(Information begins)

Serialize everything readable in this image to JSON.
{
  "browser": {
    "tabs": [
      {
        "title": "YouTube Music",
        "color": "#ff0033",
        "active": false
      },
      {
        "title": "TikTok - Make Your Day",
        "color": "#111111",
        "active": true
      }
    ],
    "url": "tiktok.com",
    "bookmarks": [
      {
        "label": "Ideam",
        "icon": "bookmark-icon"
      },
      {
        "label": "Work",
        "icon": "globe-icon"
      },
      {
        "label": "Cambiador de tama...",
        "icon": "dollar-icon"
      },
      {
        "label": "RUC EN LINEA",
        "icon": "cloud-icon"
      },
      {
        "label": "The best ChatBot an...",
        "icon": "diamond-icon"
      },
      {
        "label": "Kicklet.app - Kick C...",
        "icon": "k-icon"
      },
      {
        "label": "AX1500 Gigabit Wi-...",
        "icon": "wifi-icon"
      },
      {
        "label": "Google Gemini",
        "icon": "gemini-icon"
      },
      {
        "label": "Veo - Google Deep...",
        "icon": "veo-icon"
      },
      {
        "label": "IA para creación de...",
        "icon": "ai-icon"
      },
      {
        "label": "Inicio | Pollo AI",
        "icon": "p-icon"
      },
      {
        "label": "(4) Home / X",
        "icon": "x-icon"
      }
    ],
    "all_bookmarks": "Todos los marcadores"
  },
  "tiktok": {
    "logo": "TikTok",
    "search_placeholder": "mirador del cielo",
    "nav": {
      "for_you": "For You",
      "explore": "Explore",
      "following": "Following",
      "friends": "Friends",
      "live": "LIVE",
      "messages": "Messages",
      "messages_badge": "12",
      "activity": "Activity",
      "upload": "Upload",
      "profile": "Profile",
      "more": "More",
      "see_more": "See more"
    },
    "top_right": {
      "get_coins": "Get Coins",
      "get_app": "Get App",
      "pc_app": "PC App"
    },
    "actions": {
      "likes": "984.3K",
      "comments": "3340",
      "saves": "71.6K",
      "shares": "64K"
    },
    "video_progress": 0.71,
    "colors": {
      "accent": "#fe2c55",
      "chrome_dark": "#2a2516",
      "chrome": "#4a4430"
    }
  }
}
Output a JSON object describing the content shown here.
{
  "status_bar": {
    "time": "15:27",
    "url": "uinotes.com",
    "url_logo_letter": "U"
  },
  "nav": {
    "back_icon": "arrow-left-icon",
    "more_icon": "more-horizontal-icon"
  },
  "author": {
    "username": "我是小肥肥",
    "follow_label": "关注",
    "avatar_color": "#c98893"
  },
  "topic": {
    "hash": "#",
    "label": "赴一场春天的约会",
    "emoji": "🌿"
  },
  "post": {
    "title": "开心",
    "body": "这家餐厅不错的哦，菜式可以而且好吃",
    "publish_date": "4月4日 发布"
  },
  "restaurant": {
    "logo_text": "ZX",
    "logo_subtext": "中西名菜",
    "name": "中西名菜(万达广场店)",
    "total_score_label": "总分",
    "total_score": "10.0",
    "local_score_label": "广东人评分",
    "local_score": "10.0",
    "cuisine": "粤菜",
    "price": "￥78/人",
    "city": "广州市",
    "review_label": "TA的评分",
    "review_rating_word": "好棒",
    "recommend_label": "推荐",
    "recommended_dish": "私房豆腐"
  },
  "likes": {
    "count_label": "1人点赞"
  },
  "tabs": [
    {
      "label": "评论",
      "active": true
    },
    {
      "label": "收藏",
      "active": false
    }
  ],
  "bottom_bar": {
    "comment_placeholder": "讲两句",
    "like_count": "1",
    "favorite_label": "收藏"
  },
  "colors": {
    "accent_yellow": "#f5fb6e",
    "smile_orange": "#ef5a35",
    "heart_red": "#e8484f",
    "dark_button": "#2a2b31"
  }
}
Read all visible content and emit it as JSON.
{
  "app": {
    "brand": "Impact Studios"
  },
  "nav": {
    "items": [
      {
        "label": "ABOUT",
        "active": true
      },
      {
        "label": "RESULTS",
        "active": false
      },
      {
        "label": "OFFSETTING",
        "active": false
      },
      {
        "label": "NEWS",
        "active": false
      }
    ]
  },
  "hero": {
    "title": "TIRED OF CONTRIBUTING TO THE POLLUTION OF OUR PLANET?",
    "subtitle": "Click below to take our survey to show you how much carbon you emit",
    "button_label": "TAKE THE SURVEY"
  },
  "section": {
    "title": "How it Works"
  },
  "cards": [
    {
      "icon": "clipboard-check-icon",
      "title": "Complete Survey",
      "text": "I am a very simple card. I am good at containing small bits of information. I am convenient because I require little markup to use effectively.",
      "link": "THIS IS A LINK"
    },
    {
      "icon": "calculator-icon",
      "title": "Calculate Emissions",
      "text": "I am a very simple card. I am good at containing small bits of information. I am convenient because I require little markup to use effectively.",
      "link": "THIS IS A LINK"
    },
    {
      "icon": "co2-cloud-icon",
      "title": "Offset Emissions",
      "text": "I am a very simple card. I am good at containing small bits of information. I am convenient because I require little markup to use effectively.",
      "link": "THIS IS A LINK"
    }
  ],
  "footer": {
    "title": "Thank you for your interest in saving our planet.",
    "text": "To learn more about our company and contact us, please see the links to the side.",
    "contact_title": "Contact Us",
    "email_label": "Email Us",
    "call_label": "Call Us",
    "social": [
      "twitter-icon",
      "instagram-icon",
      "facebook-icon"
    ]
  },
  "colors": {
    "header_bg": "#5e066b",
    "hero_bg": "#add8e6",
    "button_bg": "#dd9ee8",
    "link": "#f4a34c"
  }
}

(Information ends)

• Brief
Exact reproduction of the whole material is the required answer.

• Task output
Serialize everything readable in this image to JSON.
{
  "browser": {
    "tabs": [
      {
        "title": "YouTube Music",
        "color": "#ff0033",
        "active": false
      },
      {
        "title": "TikTok - Make Your Day",
        "color": "#111111",
        "active": true
      }
    ],
    "url": "tiktok.com",
    "bookmarks": [
      {
        "label": "Ideam",
        "icon": "bookmark-icon"
      },
      {
        "label": "Work",
        "icon": "globe-icon"
      },
      {
        "label": "Cambiador de tama...",
        "icon": "dollar-icon"
      },
      {
        "label": "RUC EN LINEA",
        "icon": "cloud-icon"
      },
      {
        "label": "The best ChatBot an...",
        "icon": "diamond-icon"
      },
      {
        "label": "Kicklet.app - Kick C...",
        "icon": "k-icon"
      },
      {
        "label": "AX1500 Gigabit Wi-...",
        "icon": "wifi-icon"
      },
      {
        "label": "Google Gemini",
        "icon": "gemini-icon"
      },
      {
        "label": "Veo - Google Deep...",
        "icon": "veo-icon"
      },
      {
        "label": "IA para creación de...",
        "icon": "ai-icon"
      },
      {
        "label": "Inicio | Pollo AI",
        "icon": "p-icon"
      },
      {
        "label": "(4) Home / X",
        "icon": "x-icon"
      }
    ],
    "all_bookmarks": "Todos los marcadores"
  },
  "tiktok": {
    "logo": "TikTok",
    "search_placeholder": "mirador del cielo",
    "nav": {
      "for_you": "For You",
      "explore": "Explore",
      "following": "Following",
      "friends": "Friends",
      "live": "LIVE",
      "messages": "Messages",
      "messages_badge": "12",
      "activity": "Activity",
      "upload": "Upload",
      "profile": "Profile",
      "more": "More",
      "see_more": "See more"
    },
    "top_right": {
      "get_coins": "Get Coins",
      "get_app": "Get App",
      "pc_app": "PC App"
    },
    "actions": {
      "likes": "984.3K",
      "comments": "3340",
      "saves": "71.6K",
      "shares": "64K"
    },
    "video_progress": 0.71,
    "colors": {
      "accent": "#fe2c55",
      "chrome_dark": "#2a2516",
      "chrome": "#4a4430"
    }
  }
}
Output a JSON object describing the content shown here.
{
  "status_bar": {
    "time": "15:27",
    "url": "uinotes.com",
    "url_logo_letter": "U"
  },
  "nav": {
    "back_icon": "arrow-left-icon",
    "more_icon": "more-horizontal-icon"
  },
  "author": {
    "username": "我是小肥肥",
    "follow_label": "关注",
    "avatar_color": "#c98893"
  },
  "topic": {
    "hash": "#",
    "label": "赴一场春天的约会",
    "emoji": "🌿"
  },
  "post": {
    "title": "开心",
    "body": "这家餐厅不错的哦，菜式可以而且好吃",
    "publish_date": "4月4日 发布"
  },
  "restaurant": {
    "logo_text": "ZX",
    "logo_subtext": "中西名菜",
    "name": "中西名菜(万达广场店)",
    "total_score_label": "总分",
    "total_score": "10.0",
    "local_score_label": "广东人评分",
    "local_score": "10.0",
    "cuisine": "粤菜",
    "price": "￥78/人",
    "city": "广州市",
    "review_label": "TA的评分",
    "review_rating_word": "好棒",
    "recommend_label": "推荐",
    "recommended_dish": "私房豆腐"
  },
  "likes": {
    "count_label": "1人点赞"
  },
  "tabs": [
    {
      "label": "评论",
      "active": true
    },
    {
      "label": "收藏",
      "active": false
    }
  ],
  "bottom_bar": {
    "comment_placeholder": "讲两句",
    "like_count": "1",
    "favorite_label": "收藏"
  },
  "colors": {
    "accent_yellow": "#f5fb6e",
    "smile_orange": "#ef5a35",
    "heart_red": "#e8484f",
    "dark_button": "#2a2b31"
  }
}
Read all visible content and emit it as JSON.
{
  "app": {
    "brand": "Impact Studios"
  },
  "nav": {
    "items": [
      {
        "label": "ABOUT",
        "active": true
      },
      {
        "label": "RESULTS",
        "active": false
      },
      {
        "label": "OFFSETTING",
        "active": false
      },
      {
        "label": "NEWS",
        "active": false
      }
    ]
  },
  "hero": {
    "title": "TIRED OF CONTRIBUTING TO THE POLLUTION OF OUR PLANET?",
    "subtitle": "Click below to take our survey to show you how much carbon you emit",
    "button_label": "TAKE THE SURVEY"
  },
  "section": {
    "title": "How it Works"
  },
  "cards": [
    {
      "icon": "clipboard-check-icon",
      "title": "Complete Survey",
      "text": "I am a very simple card. I am good at containing small bits of information. I am convenient because I require little markup to use effectively.",
      "link": "THIS IS A LINK"
    },
    {
      "icon": "calculator-icon",
      "title": "Calculate Emissions",
      "text": "I am a very simple card. I am good at containing small bits of information. I am convenient because I require little markup to use effectively.",
      "link": "THIS IS A LINK"
    },
    {
      "icon": "co2-cloud-icon",
      "title": "Offset Emissions",
      "text": "I am a very simple card. I am good at containing small bits of information. I am convenient because I require little markup to use effectively.",
      "link": "THIS IS A LINK"
    }
  ],
  "footer": {
    "title": "Thank you for your interest in saving our planet.",
    "text": "To learn more about our company and contact us, please see the links to the side.",
    "contact_title": "Contact Us",
    "email_label": "Email Us",
    "call_label": "Call Us",
    "social": [
      "twitter-icon",
      "instagram-icon",
      "facebook-icon"
    ]
  },
  "colors": {
    "header_bg": "#5e066b",
    "hero_bg": "#add8e6",
    "button_bg": "#dd9ee8",
    "link": "#f4a34c"
  }
}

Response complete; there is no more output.